From the personal standpoint, again as a cybersecurity professional, it never hurts to see if your own information has been compromised or is for sale. The IRS, Target, Home Depot, Blizzard, and many other entities have been hacked. Given the population of the USA, and the general personality of an American, it is unlikely that you are not affected by any of those breaches.
The darknet is also becoming more and more popular. The below graph shows the daily amount of darknet users, by country, for 2014. You can only imagine how much it has grown today.
The darknet can come in different flavors also. Essentially anything not the Internet, is the darknet as previously discussed. We discussed using the TOR browser because it is the most popular, however there are others that are less popular and possibly more dangerous because they are more secretive. Specifically there is Freenet, I2P, and some others that are much much more private. All offer some of the same functionality as TOR but are slightly different and have extra features to help ensure anonymity. In a few cases interconnectivity is based on trust and uptime so the longer you are on the darknet then the more trust you have. The more trust you have the more darknet sites you get to browse.
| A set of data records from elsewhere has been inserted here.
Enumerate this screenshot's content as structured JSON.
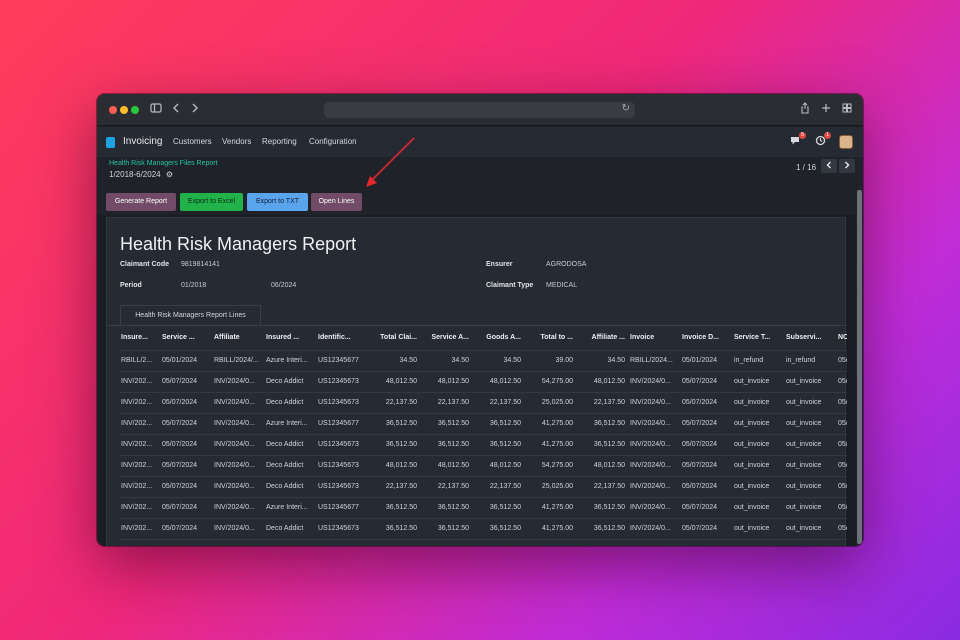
{
  "browser": {
    "reload_icon": "↻"
  },
  "navbar": {
    "app_name": "Invoicing",
    "menu": [
      "Customers",
      "Vendors",
      "Reporting",
      "Configuration"
    ],
    "messages_count": "5",
    "activities_count": "1"
  },
  "control_panel": {
    "breadcrumb": "Health Risk Managers Files Report",
    "period": "1/2018-6/2024",
    "pager": "1 / 16"
  },
  "actions": {
    "generate": "Generate Report",
    "excel": "Export to Excel",
    "txt": "Export to TXT",
    "open_lines": "Open Lines"
  },
  "report": {
    "title": "Health Risk Managers Report",
    "claimant_code_label": "Claimant Code",
    "claimant_code": "9819814141",
    "ensurer_label": "Ensurer",
    "ensurer": "AGRODOSA",
    "period_label": "Period",
    "period_from": "01/2018",
    "period_to": "06/2024",
    "claimant_type_label": "Claimant Type",
    "claimant_type": "MEDICAL",
    "tab": "Health Risk Managers Report Lines"
  },
  "table": {
    "headers": [
      "Insure...",
      "Service ...",
      "Affiliate",
      "Insured ...",
      "Identific...",
      "Total Clai...",
      "Service A...",
      "Goods A...",
      "Total to ...",
      "Affiliate ...",
      "Invoice",
      "Invoice D...",
      "Service T...",
      "Subservi...",
      "NCF"
    ],
    "rows": [
      [
        "RBILL/2...",
        "05/01/2024",
        "RBILL/2024/...",
        "Azure Interi...",
        "US12345677",
        "34.50",
        "34.50",
        "34.50",
        "39.00",
        "34.50",
        "RBILL/2024...",
        "05/01/2024",
        "in_refund",
        "in_refund",
        "05/"
      ],
      [
        "INV/202...",
        "05/07/2024",
        "INV/2024/0...",
        "Deco Addict",
        "US12345673",
        "48,012.50",
        "48,012.50",
        "48,012.50",
        "54,275.00",
        "48,012.50",
        "INV/2024/0...",
        "05/07/2024",
        "out_invoice",
        "out_invoice",
        "05/"
      ],
      [
        "INV/202...",
        "05/07/2024",
        "INV/2024/0...",
        "Deco Addict",
        "US12345673",
        "22,137.50",
        "22,137.50",
        "22,137.50",
        "25,025.00",
        "22,137.50",
        "INV/2024/0...",
        "05/07/2024",
        "out_invoice",
        "out_invoice",
        "05/"
      ],
      [
        "INV/202...",
        "05/07/2024",
        "INV/2024/0...",
        "Azure Interi...",
        "US12345677",
        "36,512.50",
        "36,512.50",
        "36,512.50",
        "41,275.00",
        "36,512.50",
        "INV/2024/0...",
        "05/07/2024",
        "out_invoice",
        "out_invoice",
        "05/"
      ],
      [
        "INV/202...",
        "05/07/2024",
        "INV/2024/0...",
        "Deco Addict",
        "US12345673",
        "36,512.50",
        "36,512.50",
        "36,512.50",
        "41,275.00",
        "36,512.50",
        "INV/2024/0...",
        "05/07/2024",
        "out_invoice",
        "out_invoice",
        "05/"
      ],
      [
        "INV/202...",
        "05/07/2024",
        "INV/2024/0...",
        "Deco Addict",
        "US12345673",
        "48,012.50",
        "48,012.50",
        "48,012.50",
        "54,275.00",
        "48,012.50",
        "INV/2024/0...",
        "05/07/2024",
        "out_invoice",
        "out_invoice",
        "05/"
      ],
      [
        "INV/202...",
        "05/07/2024",
        "INV/2024/0...",
        "Deco Addict",
        "US12345673",
        "22,137.50",
        "22,137.50",
        "22,137.50",
        "25,025.00",
        "22,137.50",
        "INV/2024/0...",
        "05/07/2024",
        "out_invoice",
        "out_invoice",
        "05/"
      ],
      [
        "INV/202...",
        "05/07/2024",
        "INV/2024/0...",
        "Azure Interi...",
        "US12345677",
        "36,512.50",
        "36,512.50",
        "36,512.50",
        "41,275.00",
        "36,512.50",
        "INV/2024/0...",
        "05/07/2024",
        "out_invoice",
        "out_invoice",
        "05/"
      ],
      [
        "INV/202...",
        "05/07/2024",
        "INV/2024/0...",
        "Deco Addict",
        "US12345673",
        "36,512.50",
        "36,512.50",
        "36,512.50",
        "41,275.00",
        "36,512.50",
        "INV/2024/0...",
        "05/07/2024",
        "out_invoice",
        "out_invoice",
        "05/"
      ]
    ],
    "numeric_columns": [
      5,
      6,
      7,
      8,
      9
    ]
  },
  "colors": {
    "primary_button": "#714b67",
    "excel_button": "#21b34a",
    "txt_button": "#5aa4ee",
    "annotation_arrow": "#e0282e"
  }
}
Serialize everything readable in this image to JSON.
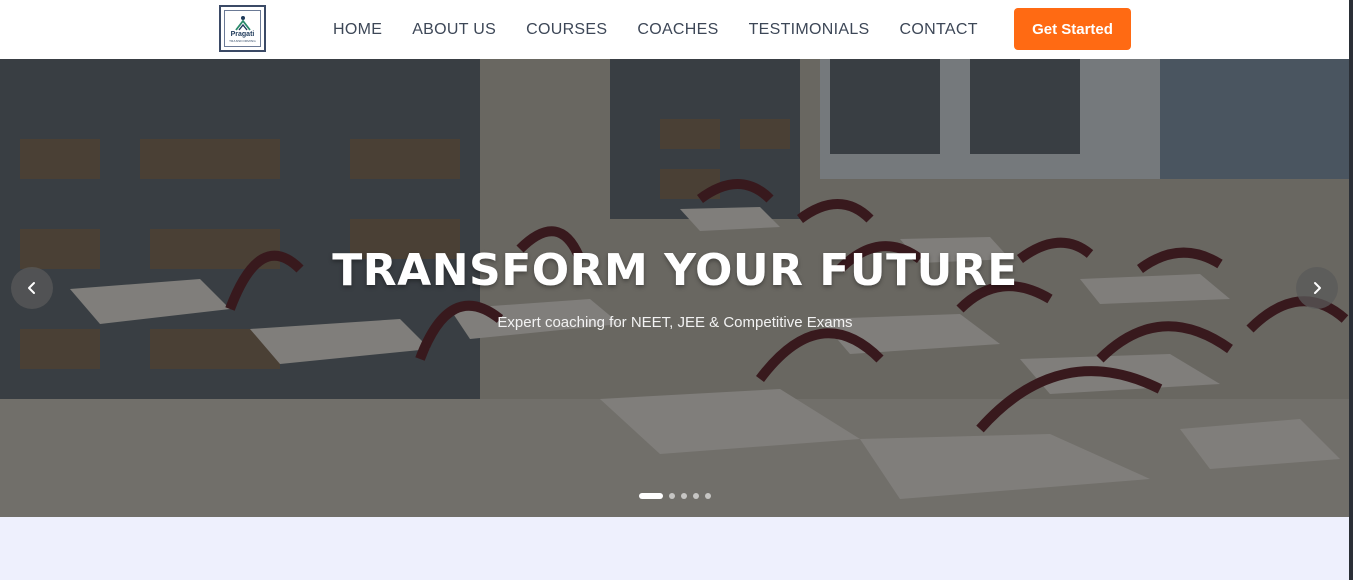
{
  "header": {
    "logo": {
      "name": "Pragati",
      "tagline": "TRANSFORMING"
    },
    "nav": [
      {
        "label": "HOME"
      },
      {
        "label": "ABOUT US"
      },
      {
        "label": "COURSES"
      },
      {
        "label": "COACHES"
      },
      {
        "label": "TESTIMONIALS"
      },
      {
        "label": "CONTACT"
      }
    ],
    "cta_label": "Get Started"
  },
  "hero": {
    "title": "TRANSFORM YOUR FUTURE",
    "subtitle": "Expert coaching for NEET, JEE & Competitive Exams",
    "prev_icon": "chevron-left-icon",
    "next_icon": "chevron-right-icon",
    "slides_count": 5,
    "active_slide": 1
  },
  "colors": {
    "accent": "#ff6a13",
    "nav_text": "#3d4757",
    "section_bg": "#eef0fd"
  }
}
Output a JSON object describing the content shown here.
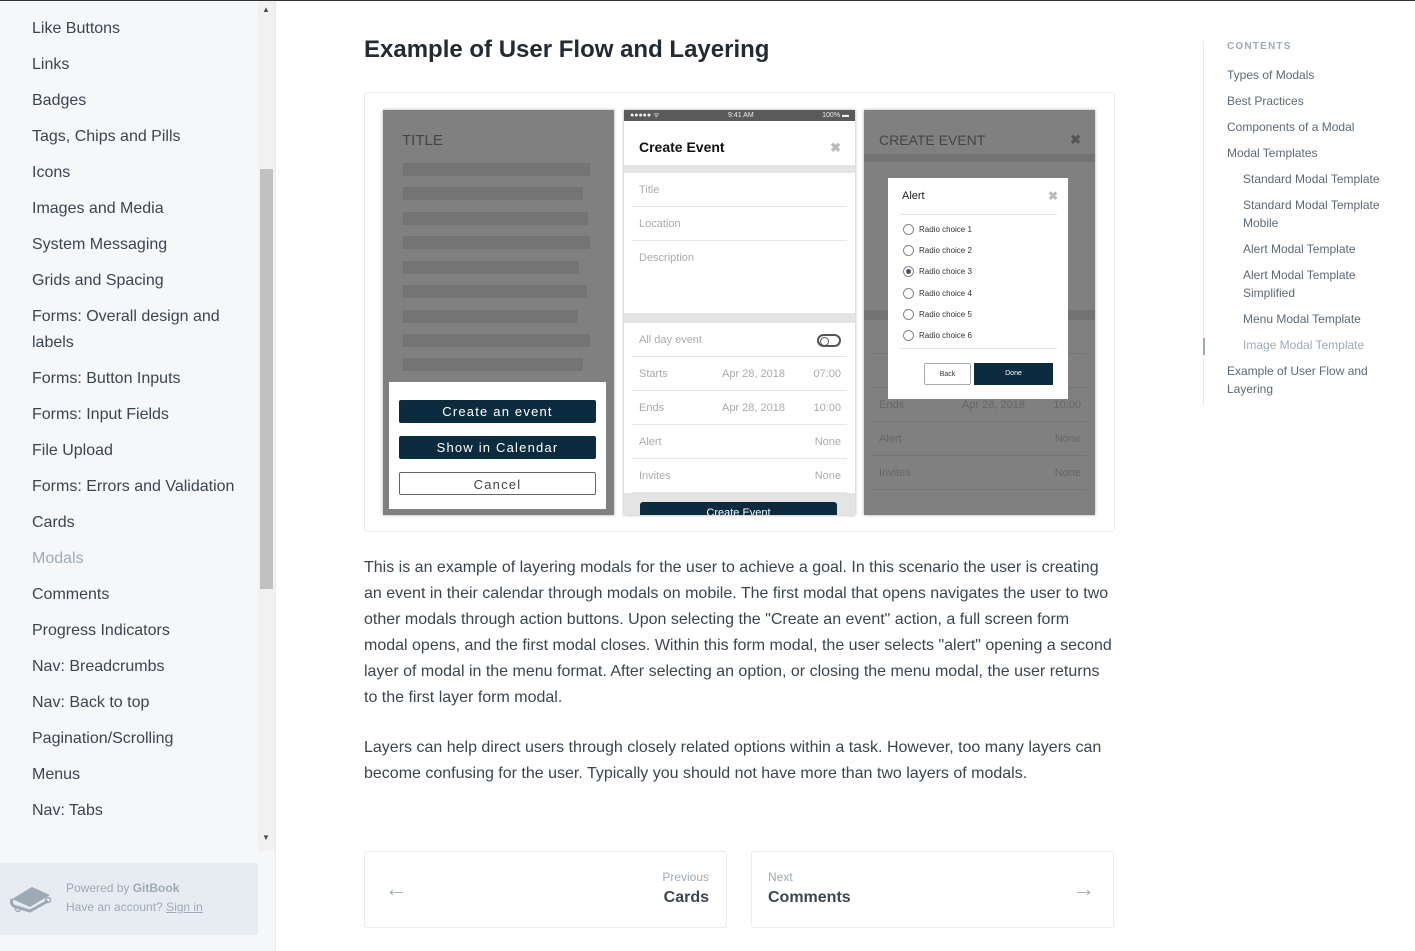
{
  "sidebar": {
    "items": [
      {
        "label": "Like Buttons"
      },
      {
        "label": "Links"
      },
      {
        "label": "Badges"
      },
      {
        "label": "Tags, Chips and Pills"
      },
      {
        "label": "Icons"
      },
      {
        "label": "Images and Media"
      },
      {
        "label": "System Messaging"
      },
      {
        "label": "Grids and Spacing"
      },
      {
        "label": "Forms: Overall design and labels"
      },
      {
        "label": "Forms: Button Inputs"
      },
      {
        "label": "Forms: Input Fields"
      },
      {
        "label": "File Upload"
      },
      {
        "label": "Forms: Errors and Validation"
      },
      {
        "label": "Cards"
      },
      {
        "label": "Modals",
        "active": true
      },
      {
        "label": "Comments"
      },
      {
        "label": "Progress Indicators"
      },
      {
        "label": "Nav: Breadcrumbs"
      },
      {
        "label": "Nav: Back to top"
      },
      {
        "label": "Pagination/Scrolling"
      },
      {
        "label": "Menus"
      },
      {
        "label": "Nav: Tabs"
      }
    ],
    "footer": {
      "powered": "Powered by ",
      "brand": "GitBook",
      "account": "Have an account? ",
      "signin": "Sign in"
    }
  },
  "main": {
    "title": "Example of User Flow and Layering",
    "figure": {
      "s1": {
        "title": "TITLE",
        "btn1": "Create an event",
        "btn2": "Show in Calendar",
        "btn3": "Cancel"
      },
      "s2": {
        "status_left": "●●●●● ᯤ",
        "time": "9:41 AM",
        "battery": "100% ▬",
        "header": "Create Event",
        "title": "Title",
        "location": "Location",
        "description": "Description",
        "allday": "All day event",
        "starts": "Starts",
        "starts_date": "Apr 28, 2018",
        "starts_time": "07:00",
        "ends": "Ends",
        "ends_date": "Apr 28, 2018",
        "ends_time": "10:00",
        "alert": "Alert",
        "alert_val": "None",
        "invites": "Invites",
        "invites_val": "None",
        "submit": "Create Event"
      },
      "s3": {
        "header": "CREATE EVENT",
        "ends": "Ends",
        "ends_date": "Apr 28, 2018",
        "ends_time": "10:00",
        "alert": "Alert",
        "alert_val": "None",
        "invites": "Invites",
        "invites_val": "None",
        "dialog": {
          "title": "Alert",
          "choices": [
            "Radio choice 1",
            "Radio choice 2",
            "Radio choice 3",
            "Radio choice 4",
            "Radio choice 5",
            "Radio choice 6"
          ],
          "selected": "Radio choice 3",
          "back": "Back",
          "done": "Done"
        }
      }
    },
    "para1": "This is an example of layering modals for the user to achieve a goal.  In this scenario the user is creating an event in their calendar through modals on mobile. The first modal that opens navigates the user to two other modals through action buttons. Upon selecting the \"Create an event\" action, a full screen form modal opens, and the first modal closes. Within this form modal, the user selects \"alert\" opening a second layer of modal in the menu format. After selecting an option, or closing the menu modal, the user returns to the first layer form modal.",
    "para2": "Layers can help direct users through closely related options within a task. However, too many layers can become confusing for the user. Typically you should not have more than two layers of modals.",
    "prev": {
      "label": "Previous",
      "title": "Cards"
    },
    "next": {
      "label": "Next",
      "title": "Comments"
    }
  },
  "toc": {
    "heading": "CONTENTS",
    "items": [
      {
        "label": "Types of Modals"
      },
      {
        "label": "Best Practices"
      },
      {
        "label": "Components of a Modal"
      },
      {
        "label": "Modal Templates"
      },
      {
        "label": "Standard Modal Template",
        "sub": true
      },
      {
        "label": "Standard Modal Template Mobile",
        "sub": true
      },
      {
        "label": "Alert Modal Template",
        "sub": true
      },
      {
        "label": "Alert Modal Template Simplified",
        "sub": true
      },
      {
        "label": "Menu Modal Template",
        "sub": true
      },
      {
        "label": "Image Modal Template",
        "sub": true,
        "current": true
      },
      {
        "label": "Example of User Flow and Layering"
      }
    ]
  }
}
Some advice if you do decide to get on the darknet: 1. use whonix as described earlier in a virtual environment, 2. establish an onion email address, don't use your real Internet email address. Just understand that onion emails can only be reached on the darknet, 3. never release your real name or any actual information about yourself. Hackers have been known to pull minor bits of data over time and then rebuild it to have a target profile, 4. don't make friends with anyone on the darknet, they aren't your friends, they are there to either sell or purchase something that can't be found on the clearnet which generally means it will be illegal, 5. if you are accessing the darknet from your company computer, be sure you have permission first in order to avoid getting terminated or opening a hole into your corporate network.
Stay alert...stay safe...don't do something stupid.